Background: The aim of the study was to investigate whether the maternal country of origin affected the risk for perinatal mortality and to determine its relationship to risk factors.
Methods: A study of 15,639 deliveries in Malmö, Sweden. Data regarding demographic factors, life-style and perinatal risk factors, together with data pertaining to outcome was obtained from the Malmö database and the Swedish Medical Birth Register.

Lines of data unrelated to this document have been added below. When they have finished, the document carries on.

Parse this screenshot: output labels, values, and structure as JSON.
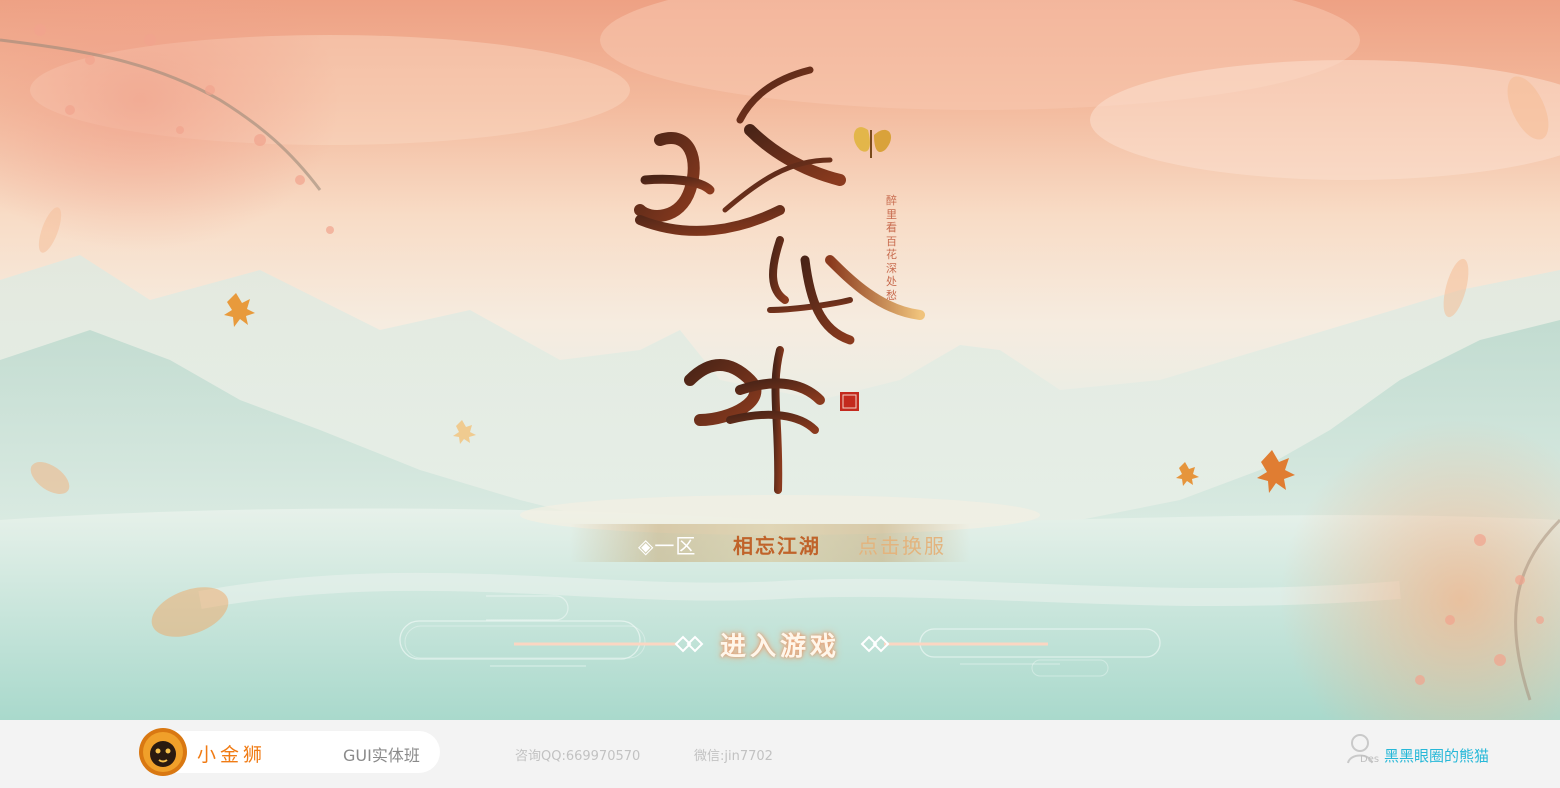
{
  "game": {
    "logo_text": "吟风醉",
    "slogan": "醉里看百花深处愁"
  },
  "server": {
    "zone": "◈一区",
    "name": "相忘江湖",
    "switch_label": "点击换服"
  },
  "enter_button": {
    "label": "进入游戏"
  },
  "footer": {
    "brand_name": "小金狮",
    "course": "GUI实体班",
    "qq": "咨询QQ:669970570",
    "wechat": "微信:jin7702",
    "author_tag": "Des",
    "author": "黑黑眼圈的熊猫"
  },
  "colors": {
    "sky_top": "#eea184",
    "accent_orange": "#f07b14",
    "server_name": "#c0632a",
    "author_link": "#27b8d8"
  },
  "icons": [
    "lion-logo-icon",
    "user-icon",
    "butterfly-icon",
    "seal-icon",
    "maple-leaf-icon"
  ]
}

Results: Perinatal mortality was increased among infants to women of Foreign origin as compared to those delivered by women of Swedish origin (OR 1.5, CI 1.0-2.2). Even after adjustments for maternal background and risk factors (diabetes, anemia, pre-eclampsia, placental abruption and small-for-gestational age), the increased risk of perinatal mortality among women of Foreign origin remained statistically significant. Women from sub-Saharan Africa, comprising 7.3% of all immigrants, differed from all other subgroups of women of foreign origin by having a higher risk of adverse outcome (small-for-gestational age OR 1.9, CI 1.0-3.6, neonatal distress OR 2.7, CI 5.1-4.8 and perinatal mortality OR 4.3, CI 2.1-8.6).

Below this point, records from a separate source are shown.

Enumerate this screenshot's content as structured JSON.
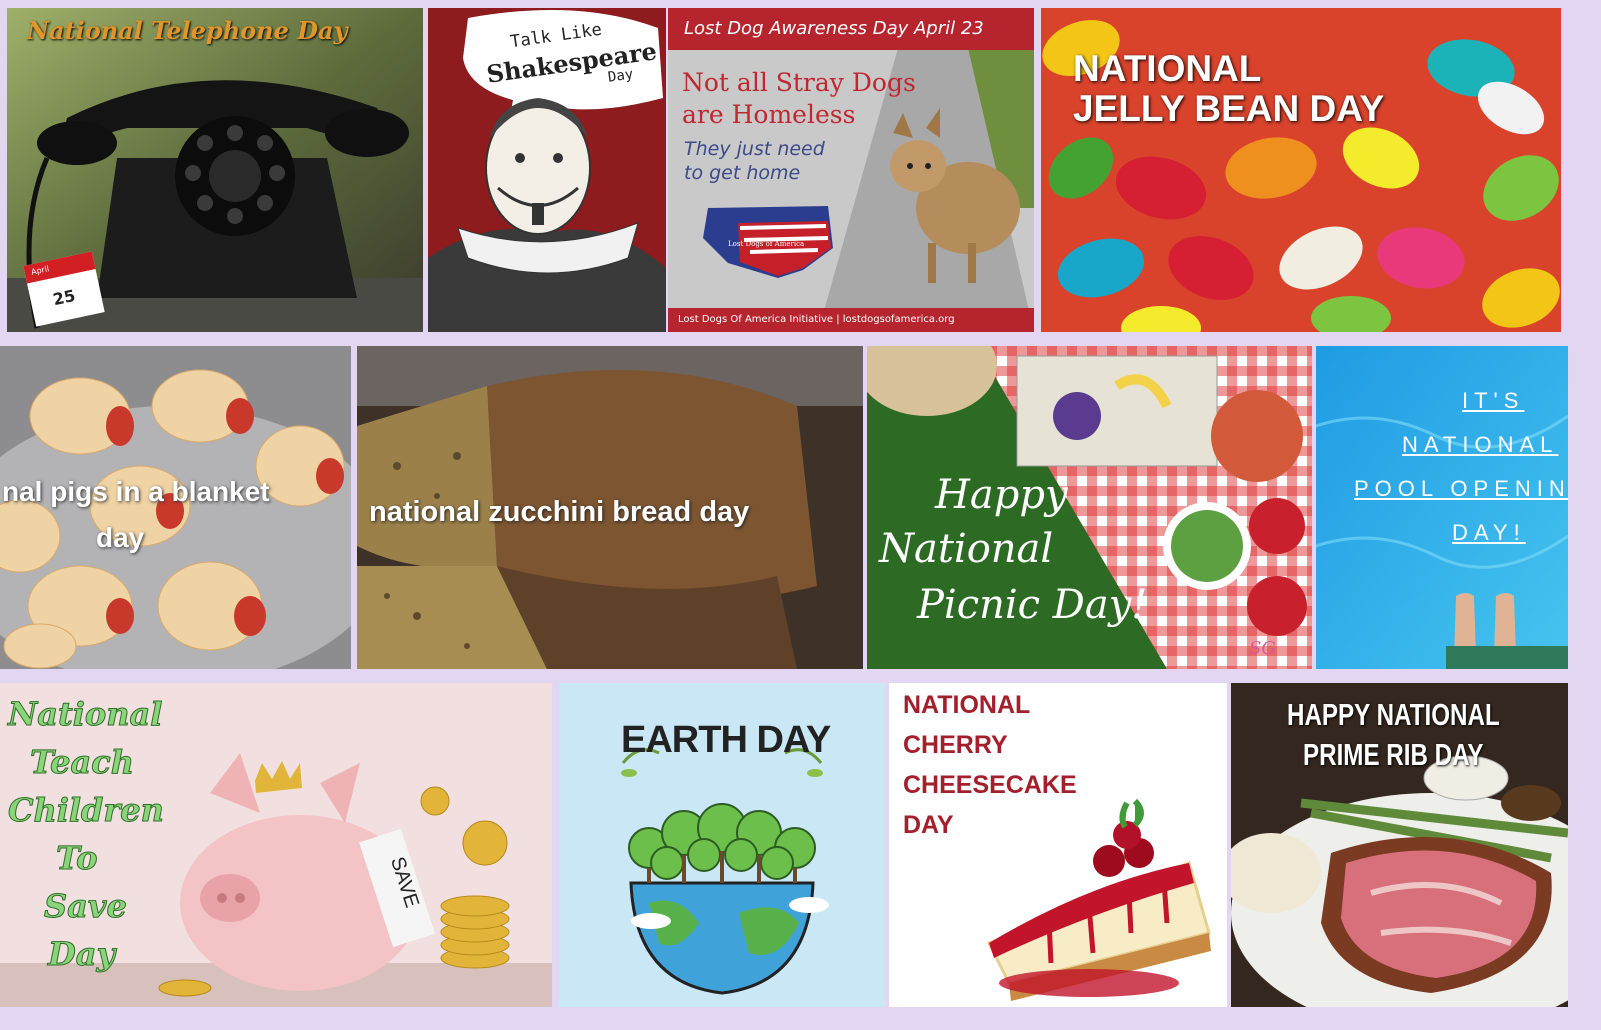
{
  "tiles": {
    "telephone": {
      "title": "National Telephone Day",
      "month": "April",
      "date": "25"
    },
    "shakespeare": {
      "line1": "Talk Like",
      "line2": "Shakespeare",
      "line3": "Day"
    },
    "lost_dog": {
      "banner": "Lost  Dog Awareness Day April 23",
      "headline1": "Not all Stray Dogs",
      "headline2": "are Homeless",
      "sub1": "They just need",
      "sub2": "to get home",
      "map_label": "Lost Dogs of America",
      "footer": "Lost Dogs Of America Initiative  |  lostdogsofamerica.org"
    },
    "jelly_bean": {
      "line1": "NATIONAL",
      "line2": "JELLY BEAN DAY"
    },
    "pigs": {
      "line1": "nal pigs in a blanket",
      "line2": "day"
    },
    "zucchini": {
      "title": "national zucchini bread day"
    },
    "picnic": {
      "line1": "Happy",
      "line2": "National",
      "line3": "Picnic Day!",
      "signature": "SG"
    },
    "pool": {
      "line1": "IT'S",
      "line2": "NATIONAL",
      "line3": "POOL OPENING",
      "line4": "DAY!"
    },
    "teach": {
      "line1": "National",
      "line2": "Teach",
      "line3": "Children",
      "line4": "To",
      "line5": "Save",
      "line6": "Day",
      "tag": "SAVE"
    },
    "earth": {
      "title": "EARTH DAY"
    },
    "cheesecake": {
      "line1": "NATIONAL",
      "line2": "CHERRY",
      "line3": "CHEESECAKE",
      "line4": "DAY"
    },
    "prime_rib": {
      "line1": "HAPPY NATIONAL",
      "line2": "PRIME RIB DAY"
    }
  },
  "colors": {
    "background": "#e3d6f3",
    "shakespeare_red": "#8e1b1e",
    "cheesecake_red": "#a31f2b",
    "teach_green": "#7cc46a"
  }
}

Conclusions: Women of foreign origin, especially from sub-Saharan Africa, have a higher risk of perinatal mortality than native Swedish women. The differences in mortality could not be explained by risk factors. The results suggest that women and newborns from sub-Saharan Africa should be given more intense surveillance on all levels of perinatal care in order to reduce perinatal mortality.